• _Exercise directions_: Copy out every line in the entries below that includes "true".

• _Data to examine_:
◇ ◇ ◇ ◇ ◇ ◇ ◇

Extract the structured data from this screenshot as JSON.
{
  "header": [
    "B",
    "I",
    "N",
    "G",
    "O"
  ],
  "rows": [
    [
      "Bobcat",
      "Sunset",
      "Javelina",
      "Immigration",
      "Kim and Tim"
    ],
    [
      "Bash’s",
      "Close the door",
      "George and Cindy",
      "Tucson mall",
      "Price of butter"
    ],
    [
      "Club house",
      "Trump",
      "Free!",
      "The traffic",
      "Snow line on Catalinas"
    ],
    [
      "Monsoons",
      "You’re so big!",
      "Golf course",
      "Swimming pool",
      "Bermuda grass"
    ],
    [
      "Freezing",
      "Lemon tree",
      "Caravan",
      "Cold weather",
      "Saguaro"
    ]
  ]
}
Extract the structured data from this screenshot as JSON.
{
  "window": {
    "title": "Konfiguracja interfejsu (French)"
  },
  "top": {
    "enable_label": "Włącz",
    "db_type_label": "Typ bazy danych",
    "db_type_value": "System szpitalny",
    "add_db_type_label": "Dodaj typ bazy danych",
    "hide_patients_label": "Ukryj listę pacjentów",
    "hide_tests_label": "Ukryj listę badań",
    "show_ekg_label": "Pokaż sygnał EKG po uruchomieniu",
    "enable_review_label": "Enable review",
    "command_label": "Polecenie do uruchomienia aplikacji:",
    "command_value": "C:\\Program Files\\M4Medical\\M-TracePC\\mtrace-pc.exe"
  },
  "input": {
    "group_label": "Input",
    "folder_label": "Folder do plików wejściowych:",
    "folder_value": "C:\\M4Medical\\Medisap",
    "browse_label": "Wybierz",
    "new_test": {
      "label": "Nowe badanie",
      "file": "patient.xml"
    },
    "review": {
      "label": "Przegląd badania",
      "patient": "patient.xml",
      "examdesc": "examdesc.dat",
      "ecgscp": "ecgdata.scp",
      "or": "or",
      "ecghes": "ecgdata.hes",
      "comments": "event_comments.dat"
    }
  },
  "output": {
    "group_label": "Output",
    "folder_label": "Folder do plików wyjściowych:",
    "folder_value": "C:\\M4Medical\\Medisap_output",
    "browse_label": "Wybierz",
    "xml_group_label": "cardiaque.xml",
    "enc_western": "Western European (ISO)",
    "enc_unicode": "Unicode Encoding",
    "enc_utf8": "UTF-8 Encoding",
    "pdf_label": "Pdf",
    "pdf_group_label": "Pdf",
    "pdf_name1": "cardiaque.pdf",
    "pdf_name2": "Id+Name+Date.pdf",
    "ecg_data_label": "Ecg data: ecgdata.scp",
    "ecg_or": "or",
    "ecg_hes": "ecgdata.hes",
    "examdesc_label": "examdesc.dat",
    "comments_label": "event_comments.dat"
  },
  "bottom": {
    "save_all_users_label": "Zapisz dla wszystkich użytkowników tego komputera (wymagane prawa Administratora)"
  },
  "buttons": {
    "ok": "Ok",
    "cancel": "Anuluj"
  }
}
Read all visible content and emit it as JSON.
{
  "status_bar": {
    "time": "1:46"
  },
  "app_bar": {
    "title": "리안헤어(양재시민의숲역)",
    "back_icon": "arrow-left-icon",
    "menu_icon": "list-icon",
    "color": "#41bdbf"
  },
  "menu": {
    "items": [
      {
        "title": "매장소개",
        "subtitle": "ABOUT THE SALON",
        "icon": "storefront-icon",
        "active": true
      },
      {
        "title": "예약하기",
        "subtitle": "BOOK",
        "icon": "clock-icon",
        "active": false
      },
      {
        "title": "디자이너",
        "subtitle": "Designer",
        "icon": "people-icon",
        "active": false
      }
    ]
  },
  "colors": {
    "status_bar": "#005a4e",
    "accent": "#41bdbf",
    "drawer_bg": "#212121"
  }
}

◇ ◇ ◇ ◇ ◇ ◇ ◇

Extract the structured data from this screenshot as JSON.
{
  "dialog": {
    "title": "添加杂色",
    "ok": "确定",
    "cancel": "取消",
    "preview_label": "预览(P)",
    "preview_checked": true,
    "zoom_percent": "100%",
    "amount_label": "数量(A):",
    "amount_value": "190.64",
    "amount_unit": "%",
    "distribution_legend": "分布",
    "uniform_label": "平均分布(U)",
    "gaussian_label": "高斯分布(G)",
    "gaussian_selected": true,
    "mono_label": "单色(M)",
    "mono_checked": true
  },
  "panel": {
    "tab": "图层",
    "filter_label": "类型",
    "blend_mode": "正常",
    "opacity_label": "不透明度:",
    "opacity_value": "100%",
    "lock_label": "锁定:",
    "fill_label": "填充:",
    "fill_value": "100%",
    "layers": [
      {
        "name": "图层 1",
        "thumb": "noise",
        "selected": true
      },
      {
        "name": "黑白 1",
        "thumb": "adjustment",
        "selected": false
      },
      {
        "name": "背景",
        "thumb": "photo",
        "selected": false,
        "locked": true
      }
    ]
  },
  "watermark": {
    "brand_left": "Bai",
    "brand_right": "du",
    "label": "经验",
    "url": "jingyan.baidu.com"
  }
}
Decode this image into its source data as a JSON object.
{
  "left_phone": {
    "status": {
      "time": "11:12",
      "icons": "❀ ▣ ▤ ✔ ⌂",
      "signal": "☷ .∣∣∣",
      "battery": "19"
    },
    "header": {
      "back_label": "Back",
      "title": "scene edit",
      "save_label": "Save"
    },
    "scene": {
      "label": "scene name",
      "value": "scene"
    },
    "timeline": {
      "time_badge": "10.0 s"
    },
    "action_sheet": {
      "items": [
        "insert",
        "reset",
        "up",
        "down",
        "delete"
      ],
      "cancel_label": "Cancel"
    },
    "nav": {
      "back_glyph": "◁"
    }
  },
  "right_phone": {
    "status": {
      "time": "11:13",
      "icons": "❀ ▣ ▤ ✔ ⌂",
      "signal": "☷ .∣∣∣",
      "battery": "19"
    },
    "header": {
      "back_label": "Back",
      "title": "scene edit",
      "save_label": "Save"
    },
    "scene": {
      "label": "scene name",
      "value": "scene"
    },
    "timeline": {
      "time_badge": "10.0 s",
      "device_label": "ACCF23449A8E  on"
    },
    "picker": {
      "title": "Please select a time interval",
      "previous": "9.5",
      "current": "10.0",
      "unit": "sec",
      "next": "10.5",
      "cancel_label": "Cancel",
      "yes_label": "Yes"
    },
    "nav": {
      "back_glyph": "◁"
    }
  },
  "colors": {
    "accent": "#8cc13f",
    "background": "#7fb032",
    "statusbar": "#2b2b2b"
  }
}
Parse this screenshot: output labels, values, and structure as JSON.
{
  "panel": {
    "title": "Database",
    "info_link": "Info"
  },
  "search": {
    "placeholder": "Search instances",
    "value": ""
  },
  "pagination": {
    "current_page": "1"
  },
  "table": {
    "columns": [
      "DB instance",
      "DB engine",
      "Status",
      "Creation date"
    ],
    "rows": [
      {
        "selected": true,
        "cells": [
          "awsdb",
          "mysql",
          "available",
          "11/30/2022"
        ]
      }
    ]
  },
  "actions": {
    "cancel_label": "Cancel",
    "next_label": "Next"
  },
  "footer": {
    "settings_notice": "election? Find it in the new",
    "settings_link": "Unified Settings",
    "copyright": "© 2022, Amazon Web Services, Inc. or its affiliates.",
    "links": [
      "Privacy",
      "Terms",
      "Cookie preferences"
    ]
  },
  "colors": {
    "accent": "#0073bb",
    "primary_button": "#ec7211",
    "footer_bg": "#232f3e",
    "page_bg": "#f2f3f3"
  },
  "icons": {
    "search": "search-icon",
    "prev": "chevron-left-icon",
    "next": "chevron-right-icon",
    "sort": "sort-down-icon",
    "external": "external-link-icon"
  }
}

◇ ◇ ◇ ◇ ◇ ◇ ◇

• _Answer to the problem_:
        "active": true
    "preview_checked": true,
    "gaussian_selected": true,
    "mono_checked": true
        "selected": true
        "locked": true
        "selected": true,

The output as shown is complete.